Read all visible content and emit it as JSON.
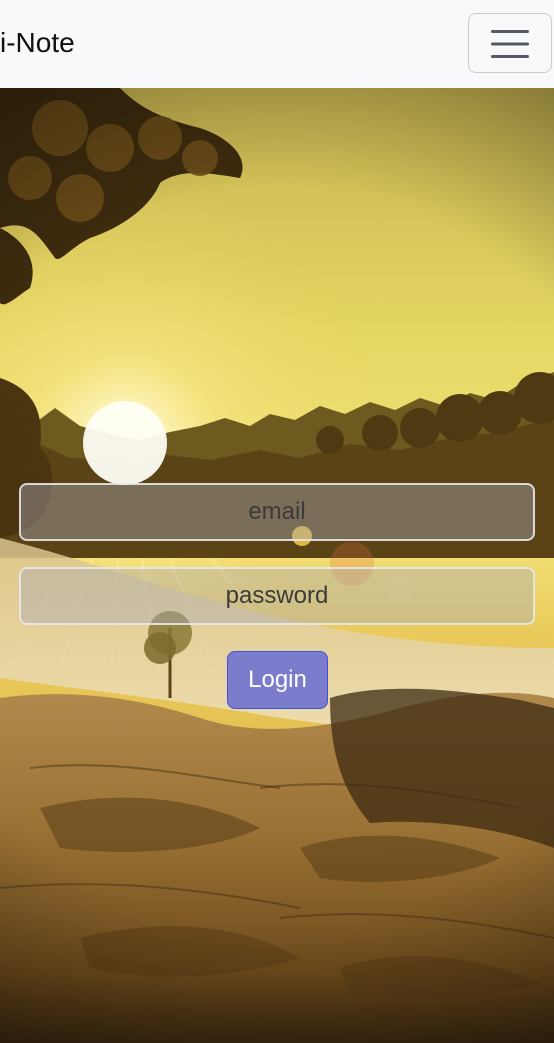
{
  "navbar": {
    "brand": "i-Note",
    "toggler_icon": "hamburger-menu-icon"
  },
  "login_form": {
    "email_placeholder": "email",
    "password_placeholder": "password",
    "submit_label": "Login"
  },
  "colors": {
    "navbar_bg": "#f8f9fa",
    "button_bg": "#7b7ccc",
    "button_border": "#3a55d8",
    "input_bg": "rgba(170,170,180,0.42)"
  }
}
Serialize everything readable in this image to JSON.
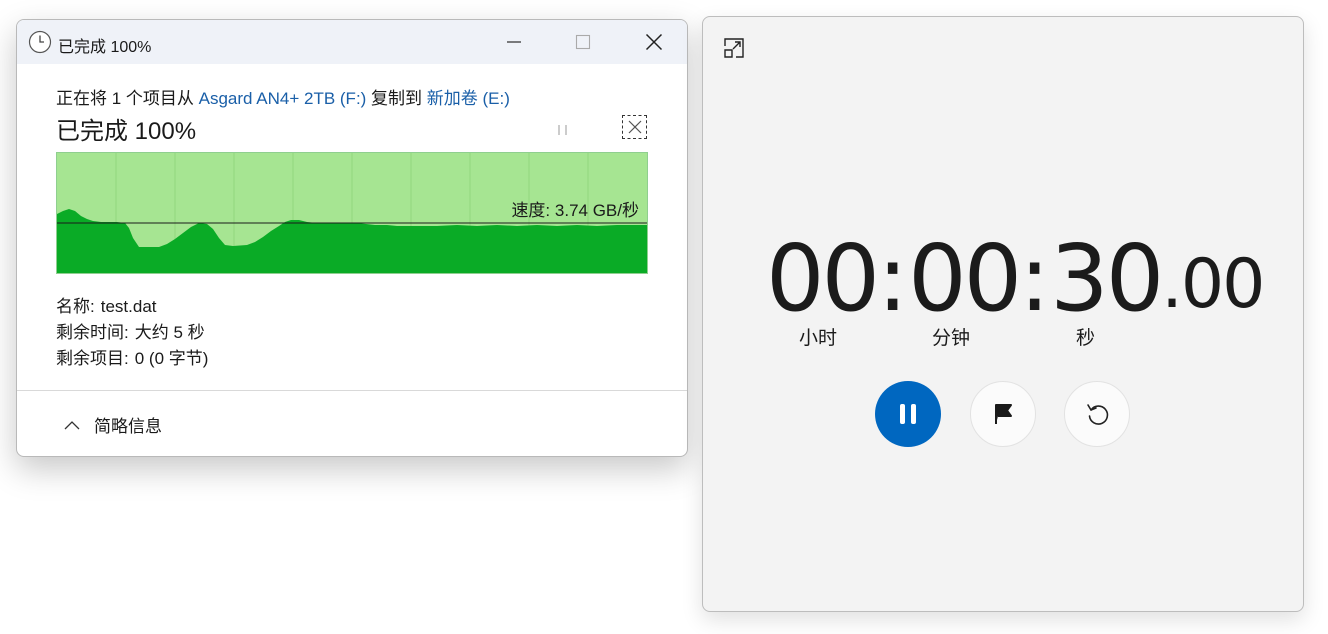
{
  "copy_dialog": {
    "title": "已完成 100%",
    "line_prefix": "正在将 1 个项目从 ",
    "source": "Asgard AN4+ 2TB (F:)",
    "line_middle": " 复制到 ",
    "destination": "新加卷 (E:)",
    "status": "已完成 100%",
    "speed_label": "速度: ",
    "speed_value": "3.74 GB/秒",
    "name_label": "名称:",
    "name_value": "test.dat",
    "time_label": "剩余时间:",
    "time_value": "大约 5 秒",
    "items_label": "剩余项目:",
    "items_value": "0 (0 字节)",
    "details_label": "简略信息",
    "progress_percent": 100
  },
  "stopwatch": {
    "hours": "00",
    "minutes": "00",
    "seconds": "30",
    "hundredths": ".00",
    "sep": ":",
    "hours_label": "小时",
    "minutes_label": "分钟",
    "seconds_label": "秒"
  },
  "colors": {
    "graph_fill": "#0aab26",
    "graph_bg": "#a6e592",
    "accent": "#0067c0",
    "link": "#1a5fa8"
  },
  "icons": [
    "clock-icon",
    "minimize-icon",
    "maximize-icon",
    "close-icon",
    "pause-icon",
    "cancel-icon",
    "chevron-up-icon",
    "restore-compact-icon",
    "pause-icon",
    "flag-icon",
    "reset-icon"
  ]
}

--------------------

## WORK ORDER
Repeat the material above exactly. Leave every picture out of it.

## EXERCISE ANSWER
Read all visible content and emit it as JSON.
{
  "navbar": {
    "brand": "i-Note",
    "toggler_icon": "hamburger-menu-icon"
  },
  "login_form": {
    "email_placeholder": "email",
    "password_placeholder": "password",
    "submit_label": "Login"
  },
  "colors": {
    "navbar_bg": "#f8f9fa",
    "button_bg": "#7b7ccc",
    "button_border": "#3a55d8",
    "input_bg": "rgba(170,170,180,0.42)"
  }
}
Serialize everything readable in this image to JSON.
{
  "copy_dialog": {
    "title": "已完成 100%",
    "line_prefix": "正在将 1 个项目从 ",
    "source": "Asgard AN4+ 2TB (F:)",
    "line_middle": " 复制到 ",
    "destination": "新加卷 (E:)",
    "status": "已完成 100%",
    "speed_label": "速度: ",
    "speed_value": "3.74 GB/秒",
    "name_label": "名称:",
    "name_value": "test.dat",
    "time_label": "剩余时间:",
    "time_value": "大约 5 秒",
    "items_label": "剩余项目:",
    "items_value": "0 (0 字节)",
    "details_label": "简略信息",
    "progress_percent": 100
  },
  "stopwatch": {
    "hours": "00",
    "minutes": "00",
    "seconds": "30",
    "hundredths": ".00",
    "sep": ":",
    "hours_label": "小时",
    "minutes_label": "分钟",
    "seconds_label": "秒"
  },
  "colors": {
    "graph_fill": "#0aab26",
    "graph_bg": "#a6e592",
    "accent": "#0067c0",
    "link": "#1a5fa8"
  },
  "icons": [
    "clock-icon",
    "minimize-icon",
    "maximize-icon",
    "close-icon",
    "pause-icon",
    "cancel-icon",
    "chevron-up-icon",
    "restore-compact-icon",
    "pause-icon",
    "flag-icon",
    "reset-icon"
  ]
}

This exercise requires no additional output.